One way for companies to expand their marketing efforts into the crucial 18-25 demographic is to reach out to college students where they live.
American Eagle Outfitters is one retailer that has reached out to campuses, using college students themselves as “brand ambassadors.” A recent USA Today articlepoints out that even when students shun the idea of big-business marketing, their own words can inadvertently demonstrate the powerful influence of peer opinion leaders.
Bijah Gibson, for example, a journalism major at Colorado State University, claims to largely ignore marketing efforts targeted through social media and elsewhere:

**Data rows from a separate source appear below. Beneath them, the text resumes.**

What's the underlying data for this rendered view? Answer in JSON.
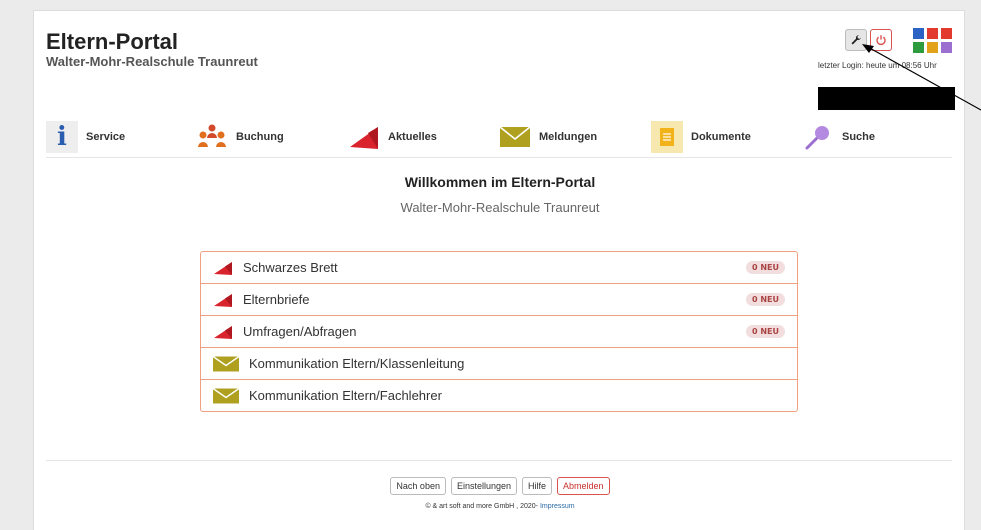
{
  "header": {
    "title": "Eltern-Portal",
    "subtitle": "Walter-Mohr-Realschule Traunreut",
    "last_login": "letzter Login: heute um 08:56 Uhr"
  },
  "toolbar": {
    "settings_icon": "wrench-icon",
    "logout_icon": "power-icon",
    "apps_icon": "tile-grid-icon",
    "tile_colors": [
      "#2a63c4",
      "#e23a2e",
      "#e23a2e",
      "#2e9c3e",
      "#e2a21a",
      "#9b6fcf"
    ]
  },
  "nav": [
    {
      "label": "Service",
      "icon": "info-icon"
    },
    {
      "label": "Buchung",
      "icon": "people-icon"
    },
    {
      "label": "Aktuelles",
      "icon": "megaphone-icon"
    },
    {
      "label": "Meldungen",
      "icon": "envelope-icon"
    },
    {
      "label": "Dokumente",
      "icon": "document-icon"
    },
    {
      "label": "Suche",
      "icon": "magnifier-icon"
    }
  ],
  "welcome": {
    "title": "Willkommen im Eltern-Portal",
    "subtitle": "Walter-Mohr-Realschule Traunreut"
  },
  "list": [
    {
      "label": "Schwarzes Brett",
      "icon": "megaphone-icon",
      "badge": "0 NEU"
    },
    {
      "label": "Elternbriefe",
      "icon": "megaphone-icon",
      "badge": "0 NEU"
    },
    {
      "label": "Umfragen/Abfragen",
      "icon": "megaphone-icon",
      "badge": "0 NEU"
    },
    {
      "label": "Kommunikation Eltern/Klassenleitung",
      "icon": "envelope-icon"
    },
    {
      "label": "Kommunikation Eltern/Fachlehrer",
      "icon": "envelope-icon"
    }
  ],
  "footer": {
    "buttons": [
      "Nach oben",
      "Einstellungen",
      "Hilfe",
      "Abmelden"
    ],
    "copyright": "© & art soft and more GmbH , 2020-",
    "impressum": "Impressum"
  },
  "colors": {
    "accent_red": "#c9302c",
    "list_border": "#f0a080",
    "megaphone": "#d9232d",
    "envelope": "#b0a020"
  }
}
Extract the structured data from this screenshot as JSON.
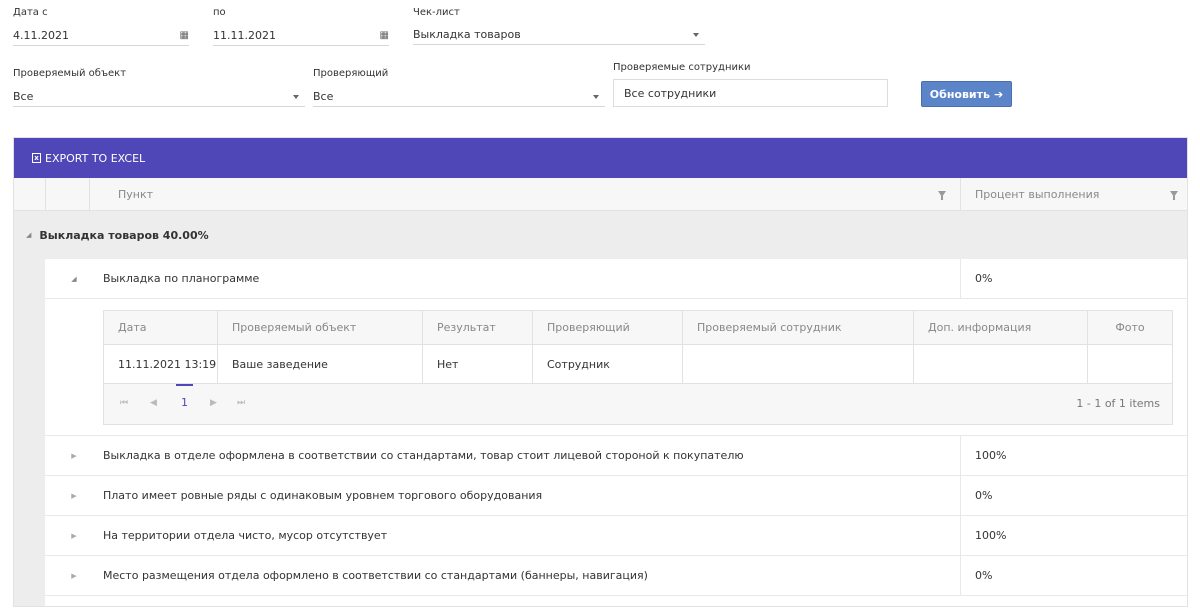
{
  "filters": {
    "date_from": {
      "label": "Дата с",
      "value": "4.11.2021"
    },
    "date_to": {
      "label": "по",
      "value": "11.11.2021"
    },
    "checklist": {
      "label": "Чек-лист",
      "value": "Выкладка товаров"
    },
    "object": {
      "label": "Проверяемый объект",
      "value": "Все"
    },
    "inspector": {
      "label": "Проверяющий",
      "value": "Все"
    },
    "employees": {
      "label": "Проверяемые сотрудники",
      "value": "Все сотрудники"
    },
    "refresh_label": "Обновить",
    "refresh_icon": "arrow-right-icon",
    "calendar_icon": "calendar-icon"
  },
  "grid": {
    "export_label": "EXPORT TO EXCEL",
    "col_item": "Пункт",
    "col_percent": "Процент выполнения",
    "group_label": "Выкладка товаров 40.00%",
    "rows": [
      {
        "label": "Выкладка по планограмме",
        "percent": "0%",
        "expanded": true
      },
      {
        "label": "Выкладка в отделе оформлена в соответствии со стандартами, товар стоит лицевой стороной к покупателю",
        "percent": "100%"
      },
      {
        "label": "Плато имеет ровные ряды с одинаковым уровнем торгового оборудования",
        "percent": "0%"
      },
      {
        "label": "На территории отдела чисто, мусор отсутствует",
        "percent": "100%"
      },
      {
        "label": "Место размещения отдела оформлено в соответствии со стандартами (баннеры, навигация)",
        "percent": "0%"
      }
    ],
    "detail": {
      "headers": [
        "Дата",
        "Проверяемый объект",
        "Результат",
        "Проверяющий",
        "Проверяемый сотрудник",
        "Доп. информация",
        "Фото"
      ],
      "row": [
        "11.11.2021 13:19",
        "Ваше заведение",
        "Нет",
        "Сотрудник",
        "",
        "",
        ""
      ],
      "pager": {
        "current_page": "1",
        "info": "1 - 1 of 1 items"
      }
    }
  },
  "colors": {
    "toolbar": "#4f47b8",
    "button": "#5b84c9",
    "group_bg": "#ededed"
  }
}
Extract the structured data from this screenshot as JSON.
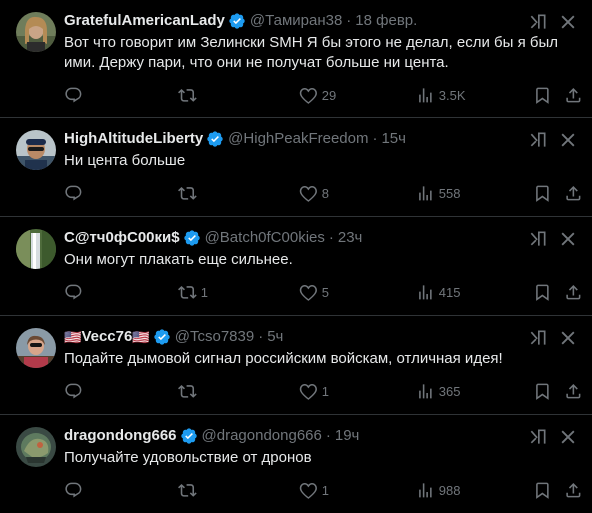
{
  "colors": {
    "background": "#000000",
    "text": "#e7e9ea",
    "muted": "#71767b",
    "verified": "#1d9bf0",
    "divider": "#2f3336"
  },
  "tweets": [
    {
      "name": "GratefulAmericanLady",
      "handle": "@Тамиран38",
      "time": "18 февр.",
      "text": "Вот что говорит им Зелински SMH Я бы этого не делал, если бы я был ими. Держу пари, что они не получат больше ни цента.",
      "replies": "",
      "retweets": "",
      "likes": "29",
      "views": "3.5K"
    },
    {
      "name": "HighAltitudeLiberty",
      "handle": "@HighPeakFreedom",
      "time": "15ч",
      "text": "Ни цента больше",
      "replies": "",
      "retweets": "",
      "likes": "8",
      "views": "558"
    },
    {
      "name": "C@тч0фC00ки$",
      "handle": "@Batch0fC00kies",
      "time": "23ч",
      "text": "Они могут плакать еще сильнее.",
      "replies": "",
      "retweets": "1",
      "likes": "5",
      "views": "415"
    },
    {
      "name": "Vecc76",
      "flag_left": "🇺🇸",
      "flag_right": "🇺🇸",
      "handle": "@Tcso7839",
      "time": "5ч",
      "text": "Подайте дымовой сигнал российским войскам, отличная идея!",
      "replies": "",
      "retweets": "",
      "likes": "1",
      "views": "365"
    },
    {
      "name": "dragondong666",
      "handle": "@dragondong666",
      "time": "19ч",
      "text": "Получайте удовольствие от дронов",
      "replies": "",
      "retweets": "",
      "likes": "1",
      "views": "988"
    }
  ],
  "icons": {
    "verified": "verified-badge-icon",
    "grok": "grok-icon",
    "more": "more-icon",
    "reply": "reply-icon",
    "retweet": "retweet-icon",
    "like": "like-icon",
    "views": "views-icon",
    "bookmark": "bookmark-icon",
    "share": "share-icon"
  }
}
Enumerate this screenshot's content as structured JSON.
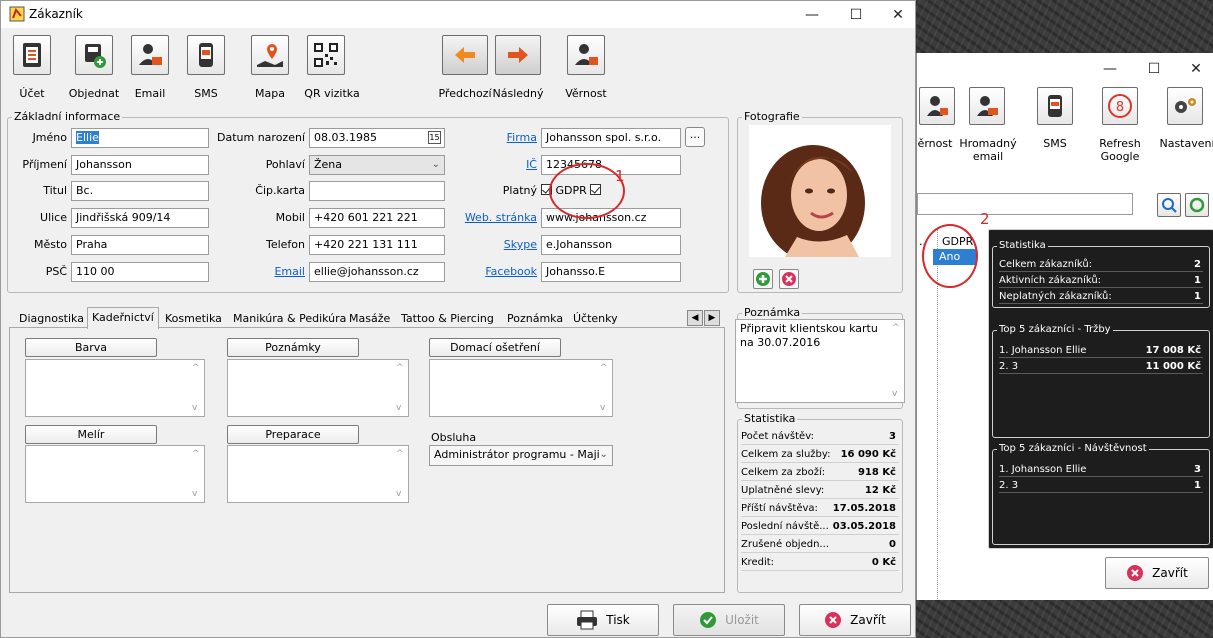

“It doesn’t affect what I buy,” he says. “My friends have a much bigger effect on what I buy than what I see on some website or on a Facebook update.”
And precisely where did those “friends” gain their enthusiasm? Some website or a Facebook update, quite likely ….
Red Bull is another company that has huddled with marketing advisers and come up with a college-based strategy. Red Bull sells more than 4 billion cans a year in the United States – its target market heavily skewed to 18-25 (with 8.4 million Facebook friends).
When students returned to school this fall, for example, thousands got sample Red Bull Energy Shots (2-ounce bottles that retail for $2.99) at college bookstores (talk about helping students stay awake for those study, work, play and party priorities).
It also moved forward with a “4-Pack Thursday” because “Thursday is the new Friday” promotion on campuses across the country.
Entrepreneur e-zine offers five tips for reaching the elusive college market:
- Consider mobile marketing.
- Get to the point, fast.
- Don’t try to be cool if you’re not.
- Get your product right before bragging about it.
- Win over mom and dad.
Ahhh, couldn’t we all learn from that fifth item: Honor thy father and mother!